The women at the Hamlin Fistula Hospital spend much of their recovery time outside, chatting and braiding each other’s hair. Photograph by Yanina Manolova.
Limited or no access to sanitation and adequate health-care, however, represents only one of the many issues affecting the still overwhelming maternal and infant mortality rates in today’s developing world: half of the deaths of expectant or new mothers in developing regions are due to hemorrhages and hypertension, together the leading causes of maternal mortality. Other less direct factors also have a significant influence in increasing maternal mortality rates: malaria, HIV/AIDS, heart diseases, obstructed labor, complications while performing anesthesia or cesarean sections, and ectopic pregnancies.
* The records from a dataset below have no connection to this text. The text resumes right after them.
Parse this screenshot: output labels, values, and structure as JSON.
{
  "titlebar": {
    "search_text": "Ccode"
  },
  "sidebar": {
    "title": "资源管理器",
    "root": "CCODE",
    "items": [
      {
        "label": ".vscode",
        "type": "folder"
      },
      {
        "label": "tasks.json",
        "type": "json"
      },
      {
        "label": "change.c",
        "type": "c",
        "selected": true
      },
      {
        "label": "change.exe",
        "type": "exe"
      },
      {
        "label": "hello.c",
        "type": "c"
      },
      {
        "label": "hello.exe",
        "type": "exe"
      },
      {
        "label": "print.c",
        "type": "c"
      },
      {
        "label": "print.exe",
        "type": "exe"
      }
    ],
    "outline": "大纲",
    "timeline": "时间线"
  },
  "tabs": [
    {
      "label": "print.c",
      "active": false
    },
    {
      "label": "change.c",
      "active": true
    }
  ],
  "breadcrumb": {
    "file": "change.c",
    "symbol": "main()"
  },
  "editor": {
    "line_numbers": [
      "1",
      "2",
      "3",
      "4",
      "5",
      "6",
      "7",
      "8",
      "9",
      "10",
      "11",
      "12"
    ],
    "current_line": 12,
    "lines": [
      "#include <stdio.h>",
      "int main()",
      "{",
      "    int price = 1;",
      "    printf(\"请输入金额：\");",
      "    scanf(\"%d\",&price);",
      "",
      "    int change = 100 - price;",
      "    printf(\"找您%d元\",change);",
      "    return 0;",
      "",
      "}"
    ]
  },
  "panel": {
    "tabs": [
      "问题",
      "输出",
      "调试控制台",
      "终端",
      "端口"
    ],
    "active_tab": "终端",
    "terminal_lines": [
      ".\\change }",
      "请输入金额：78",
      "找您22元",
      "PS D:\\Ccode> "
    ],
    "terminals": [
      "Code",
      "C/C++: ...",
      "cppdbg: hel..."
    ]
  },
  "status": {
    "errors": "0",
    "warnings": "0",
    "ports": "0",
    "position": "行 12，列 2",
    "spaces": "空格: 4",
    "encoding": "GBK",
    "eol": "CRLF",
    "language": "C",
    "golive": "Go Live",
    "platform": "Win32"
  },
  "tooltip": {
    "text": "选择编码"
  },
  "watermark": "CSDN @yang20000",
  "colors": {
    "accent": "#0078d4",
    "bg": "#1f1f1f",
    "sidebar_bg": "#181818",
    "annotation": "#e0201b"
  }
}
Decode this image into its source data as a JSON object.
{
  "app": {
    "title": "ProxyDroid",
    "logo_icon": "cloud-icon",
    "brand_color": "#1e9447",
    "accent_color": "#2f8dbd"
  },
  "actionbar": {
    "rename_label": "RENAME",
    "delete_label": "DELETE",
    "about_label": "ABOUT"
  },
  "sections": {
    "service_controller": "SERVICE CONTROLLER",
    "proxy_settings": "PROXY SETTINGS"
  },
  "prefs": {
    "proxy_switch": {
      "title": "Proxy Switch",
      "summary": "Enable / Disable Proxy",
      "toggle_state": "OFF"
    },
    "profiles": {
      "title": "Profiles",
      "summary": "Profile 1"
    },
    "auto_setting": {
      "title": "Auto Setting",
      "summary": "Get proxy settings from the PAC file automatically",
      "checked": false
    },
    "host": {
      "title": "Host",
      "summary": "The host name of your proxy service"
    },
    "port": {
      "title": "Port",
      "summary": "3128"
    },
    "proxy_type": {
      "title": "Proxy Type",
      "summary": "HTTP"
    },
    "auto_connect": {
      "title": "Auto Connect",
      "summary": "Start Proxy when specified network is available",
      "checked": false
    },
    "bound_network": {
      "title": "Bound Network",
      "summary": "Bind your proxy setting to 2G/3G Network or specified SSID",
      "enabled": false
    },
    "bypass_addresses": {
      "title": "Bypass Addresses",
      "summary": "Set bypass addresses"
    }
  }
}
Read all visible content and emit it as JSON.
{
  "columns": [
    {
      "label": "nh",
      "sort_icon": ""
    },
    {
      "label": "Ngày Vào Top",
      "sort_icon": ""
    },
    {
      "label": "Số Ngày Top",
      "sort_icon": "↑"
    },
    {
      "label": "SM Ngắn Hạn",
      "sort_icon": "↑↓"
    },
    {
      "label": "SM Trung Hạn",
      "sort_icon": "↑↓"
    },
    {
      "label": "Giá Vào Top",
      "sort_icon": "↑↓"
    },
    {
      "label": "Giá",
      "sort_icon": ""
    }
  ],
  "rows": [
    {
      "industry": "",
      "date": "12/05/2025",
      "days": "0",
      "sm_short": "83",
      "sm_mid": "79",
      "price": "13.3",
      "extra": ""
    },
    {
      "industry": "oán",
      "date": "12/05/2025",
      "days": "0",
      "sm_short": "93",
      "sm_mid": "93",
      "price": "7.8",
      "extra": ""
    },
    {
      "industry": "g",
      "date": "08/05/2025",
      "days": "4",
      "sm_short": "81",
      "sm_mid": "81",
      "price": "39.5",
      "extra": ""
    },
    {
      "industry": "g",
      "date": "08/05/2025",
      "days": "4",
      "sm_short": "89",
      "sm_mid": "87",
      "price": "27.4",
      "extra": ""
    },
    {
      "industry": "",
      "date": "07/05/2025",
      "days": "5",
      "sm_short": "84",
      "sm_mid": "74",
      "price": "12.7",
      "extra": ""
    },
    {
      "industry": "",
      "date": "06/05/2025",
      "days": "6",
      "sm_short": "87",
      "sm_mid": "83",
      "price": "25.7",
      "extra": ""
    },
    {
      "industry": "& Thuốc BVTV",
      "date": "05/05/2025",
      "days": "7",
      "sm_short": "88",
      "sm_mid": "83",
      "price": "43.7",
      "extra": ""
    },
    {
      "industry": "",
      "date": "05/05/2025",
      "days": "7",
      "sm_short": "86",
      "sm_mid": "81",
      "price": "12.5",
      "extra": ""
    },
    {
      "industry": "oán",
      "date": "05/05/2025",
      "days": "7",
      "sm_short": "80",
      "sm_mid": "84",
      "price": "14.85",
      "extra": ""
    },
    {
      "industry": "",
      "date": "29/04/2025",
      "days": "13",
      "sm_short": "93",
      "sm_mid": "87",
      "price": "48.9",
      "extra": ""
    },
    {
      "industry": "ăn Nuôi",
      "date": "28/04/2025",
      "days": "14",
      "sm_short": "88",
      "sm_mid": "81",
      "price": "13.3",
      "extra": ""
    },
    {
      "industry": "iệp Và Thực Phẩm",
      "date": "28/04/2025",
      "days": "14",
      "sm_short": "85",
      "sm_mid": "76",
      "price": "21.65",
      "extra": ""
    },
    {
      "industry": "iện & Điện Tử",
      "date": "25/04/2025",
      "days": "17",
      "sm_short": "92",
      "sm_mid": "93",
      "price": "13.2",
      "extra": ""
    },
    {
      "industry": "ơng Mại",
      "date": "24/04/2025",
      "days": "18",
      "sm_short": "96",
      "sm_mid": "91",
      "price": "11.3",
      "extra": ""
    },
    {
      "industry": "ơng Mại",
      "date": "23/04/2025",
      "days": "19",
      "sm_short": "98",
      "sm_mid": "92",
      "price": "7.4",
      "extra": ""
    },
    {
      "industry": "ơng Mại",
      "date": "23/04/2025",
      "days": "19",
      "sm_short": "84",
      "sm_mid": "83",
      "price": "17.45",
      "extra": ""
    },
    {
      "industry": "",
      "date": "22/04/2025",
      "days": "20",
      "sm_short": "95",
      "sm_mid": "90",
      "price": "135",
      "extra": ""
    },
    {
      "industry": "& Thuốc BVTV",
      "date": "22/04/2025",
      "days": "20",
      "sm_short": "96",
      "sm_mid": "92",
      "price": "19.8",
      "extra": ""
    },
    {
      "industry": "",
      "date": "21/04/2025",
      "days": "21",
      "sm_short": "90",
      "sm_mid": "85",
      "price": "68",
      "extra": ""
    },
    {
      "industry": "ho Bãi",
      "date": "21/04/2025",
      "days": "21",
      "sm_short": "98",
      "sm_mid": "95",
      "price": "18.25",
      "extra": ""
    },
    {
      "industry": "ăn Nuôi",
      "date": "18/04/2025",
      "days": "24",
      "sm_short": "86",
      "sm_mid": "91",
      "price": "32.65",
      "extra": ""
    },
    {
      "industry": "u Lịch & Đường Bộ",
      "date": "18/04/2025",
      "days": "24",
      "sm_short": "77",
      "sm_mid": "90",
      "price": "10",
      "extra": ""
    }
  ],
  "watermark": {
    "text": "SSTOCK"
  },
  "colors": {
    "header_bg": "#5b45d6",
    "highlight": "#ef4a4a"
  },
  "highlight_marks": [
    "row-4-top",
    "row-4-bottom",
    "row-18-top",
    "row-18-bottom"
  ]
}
“Existence of Dismissal” by Bulgarian visual journalist and documentary photographer Yanina Manolova dives straight into one of the predominant causes of death among Ethiopia’s female population and in much of sub-Saharan Africa: obstetric fistula. Obstetric fistula is a medical condition caused by unrelieved, prolonged or obstructed labor, and it consists of an abnormal connection or passageway between the female genitalia and adjoining organs, with very noticeable consequences.
“I never thought these condition existed… The women were leaking down everywhere,” recalled Manolova in a phone interview, talking about the first time she entered an Ethiopian hospital in the obstetric ward.
Since the beginning of her career as a photojournalist, Manolova’s interest always lied in pursuing projects exploring women’s issues, ranging from domestic violence to health. Childbirth in particular interested her as a moment of fundamental change for all women ‑ and definitely in a tragic way for some. In 2006, after learning about the problem of obstetric fistula on National Public Radio while looking for an idea for a foreign reporting documentary project, she spent two weeks traveling around between Addis Ababa and the rural Ethiopian countryside photographing it.
“It struck me — all the embarrassment these women were going through and the social stigma, but also how their lives were being changed by those who helped them.”
Manolova was particularly moved by their vulnerability, both due to their precarious and embarrassing condition and the fact that they were constantly undergoing surgery, and by the desperation of the situation. She remembers the women felt they didn’t deserve to live because no one liked them.